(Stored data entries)
.....
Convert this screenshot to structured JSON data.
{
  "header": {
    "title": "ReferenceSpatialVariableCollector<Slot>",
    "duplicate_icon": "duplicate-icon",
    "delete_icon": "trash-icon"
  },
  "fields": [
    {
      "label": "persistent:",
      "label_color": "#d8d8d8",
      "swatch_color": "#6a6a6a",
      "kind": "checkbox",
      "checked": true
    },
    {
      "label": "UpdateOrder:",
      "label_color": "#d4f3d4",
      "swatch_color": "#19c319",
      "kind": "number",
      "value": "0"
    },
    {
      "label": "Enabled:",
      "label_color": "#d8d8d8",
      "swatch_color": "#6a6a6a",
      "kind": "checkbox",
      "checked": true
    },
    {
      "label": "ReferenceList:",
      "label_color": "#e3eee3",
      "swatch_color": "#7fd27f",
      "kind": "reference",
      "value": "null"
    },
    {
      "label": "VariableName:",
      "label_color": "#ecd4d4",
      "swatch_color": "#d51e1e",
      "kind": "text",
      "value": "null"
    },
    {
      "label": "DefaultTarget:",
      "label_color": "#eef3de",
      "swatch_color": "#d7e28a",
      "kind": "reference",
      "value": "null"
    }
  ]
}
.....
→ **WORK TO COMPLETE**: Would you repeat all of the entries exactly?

→ **EXPECTED OUTPUT**:
Convert this screenshot to structured JSON data.
{
  "header": {
    "title": "ReferenceSpatialVariableCollector<Slot>",
    "duplicate_icon": "duplicate-icon",
    "delete_icon": "trash-icon"
  },
  "fields": [
    {
      "label": "persistent:",
      "label_color": "#d8d8d8",
      "swatch_color": "#6a6a6a",
      "kind": "checkbox",
      "checked": true
    },
    {
      "label": "UpdateOrder:",
      "label_color": "#d4f3d4",
      "swatch_color": "#19c319",
      "kind": "number",
      "value": "0"
    },
    {
      "label": "Enabled:",
      "label_color": "#d8d8d8",
      "swatch_color": "#6a6a6a",
      "kind": "checkbox",
      "checked": true
    },
    {
      "label": "ReferenceList:",
      "label_color": "#e3eee3",
      "swatch_color": "#7fd27f",
      "kind": "reference",
      "value": "null"
    },
    {
      "label": "VariableName:",
      "label_color": "#ecd4d4",
      "swatch_color": "#d51e1e",
      "kind": "text",
      "value": "null"
    },
    {
      "label": "DefaultTarget:",
      "label_color": "#eef3de",
      "swatch_color": "#d7e28a",
      "kind": "reference",
      "value": "null"
    }
  ]
}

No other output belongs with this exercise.